_WORK ITEM_
Gather each line containing the string "dollar" from these entries.

═════ RECORDS FOR THIS EXERCISE

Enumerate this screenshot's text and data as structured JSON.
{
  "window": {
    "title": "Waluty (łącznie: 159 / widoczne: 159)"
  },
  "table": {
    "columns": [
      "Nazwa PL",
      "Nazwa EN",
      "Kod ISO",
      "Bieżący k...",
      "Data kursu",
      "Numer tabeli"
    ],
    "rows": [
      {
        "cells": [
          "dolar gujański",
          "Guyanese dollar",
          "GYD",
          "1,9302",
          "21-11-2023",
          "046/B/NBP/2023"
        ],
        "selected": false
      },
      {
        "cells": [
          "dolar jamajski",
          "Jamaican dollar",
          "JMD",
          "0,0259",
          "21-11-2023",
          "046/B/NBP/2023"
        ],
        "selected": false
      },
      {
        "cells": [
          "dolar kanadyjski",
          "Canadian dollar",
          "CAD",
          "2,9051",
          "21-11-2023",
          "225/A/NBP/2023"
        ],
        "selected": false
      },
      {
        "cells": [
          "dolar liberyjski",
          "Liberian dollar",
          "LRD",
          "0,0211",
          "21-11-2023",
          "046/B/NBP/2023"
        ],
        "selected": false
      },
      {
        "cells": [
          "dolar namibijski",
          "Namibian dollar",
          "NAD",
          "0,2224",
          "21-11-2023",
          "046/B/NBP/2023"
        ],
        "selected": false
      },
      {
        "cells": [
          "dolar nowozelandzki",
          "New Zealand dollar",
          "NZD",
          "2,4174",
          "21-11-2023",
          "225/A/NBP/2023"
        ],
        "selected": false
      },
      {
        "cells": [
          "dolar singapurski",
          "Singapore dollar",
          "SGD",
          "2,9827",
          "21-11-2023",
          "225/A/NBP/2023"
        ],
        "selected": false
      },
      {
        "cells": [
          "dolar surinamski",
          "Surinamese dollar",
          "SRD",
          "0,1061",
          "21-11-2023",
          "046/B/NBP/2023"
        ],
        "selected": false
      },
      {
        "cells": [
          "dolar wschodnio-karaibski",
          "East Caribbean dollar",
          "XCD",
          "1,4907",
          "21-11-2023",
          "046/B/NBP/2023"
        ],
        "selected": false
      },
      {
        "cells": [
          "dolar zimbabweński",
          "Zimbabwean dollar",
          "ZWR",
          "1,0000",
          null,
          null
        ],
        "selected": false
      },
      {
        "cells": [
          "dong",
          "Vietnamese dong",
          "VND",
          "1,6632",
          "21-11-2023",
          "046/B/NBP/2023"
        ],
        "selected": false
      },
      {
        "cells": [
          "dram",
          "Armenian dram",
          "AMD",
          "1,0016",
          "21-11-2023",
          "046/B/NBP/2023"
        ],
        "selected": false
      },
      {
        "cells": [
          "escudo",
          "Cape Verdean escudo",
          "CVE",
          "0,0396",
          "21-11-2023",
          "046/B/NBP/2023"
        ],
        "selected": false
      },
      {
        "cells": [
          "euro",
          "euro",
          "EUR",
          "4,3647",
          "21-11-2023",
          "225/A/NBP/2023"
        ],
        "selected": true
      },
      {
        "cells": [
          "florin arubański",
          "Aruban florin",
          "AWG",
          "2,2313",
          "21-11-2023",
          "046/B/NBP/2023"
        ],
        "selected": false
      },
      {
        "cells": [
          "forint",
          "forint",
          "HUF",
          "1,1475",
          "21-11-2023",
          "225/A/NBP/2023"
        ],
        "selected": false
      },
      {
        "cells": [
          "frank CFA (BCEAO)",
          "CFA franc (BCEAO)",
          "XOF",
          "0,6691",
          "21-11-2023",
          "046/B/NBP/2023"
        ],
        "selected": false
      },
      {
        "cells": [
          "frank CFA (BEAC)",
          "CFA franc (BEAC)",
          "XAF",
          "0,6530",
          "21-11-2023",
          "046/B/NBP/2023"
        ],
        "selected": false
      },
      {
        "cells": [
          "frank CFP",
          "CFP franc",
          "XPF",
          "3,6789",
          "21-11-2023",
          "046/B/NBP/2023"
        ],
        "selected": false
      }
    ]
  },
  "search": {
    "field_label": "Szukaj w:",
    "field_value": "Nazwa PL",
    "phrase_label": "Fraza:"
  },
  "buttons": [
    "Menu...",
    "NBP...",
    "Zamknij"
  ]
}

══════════

_ANSWER BOX_
          "Guyanese dollar",
          "Jamaican dollar",
          "Canadian dollar",
          "Liberian dollar",
          "Namibian dollar",
          "New Zealand dollar",
          "Singapore dollar",
          "Surinamese dollar",
          "East Caribbean dollar",
          "Zimbabwean dollar",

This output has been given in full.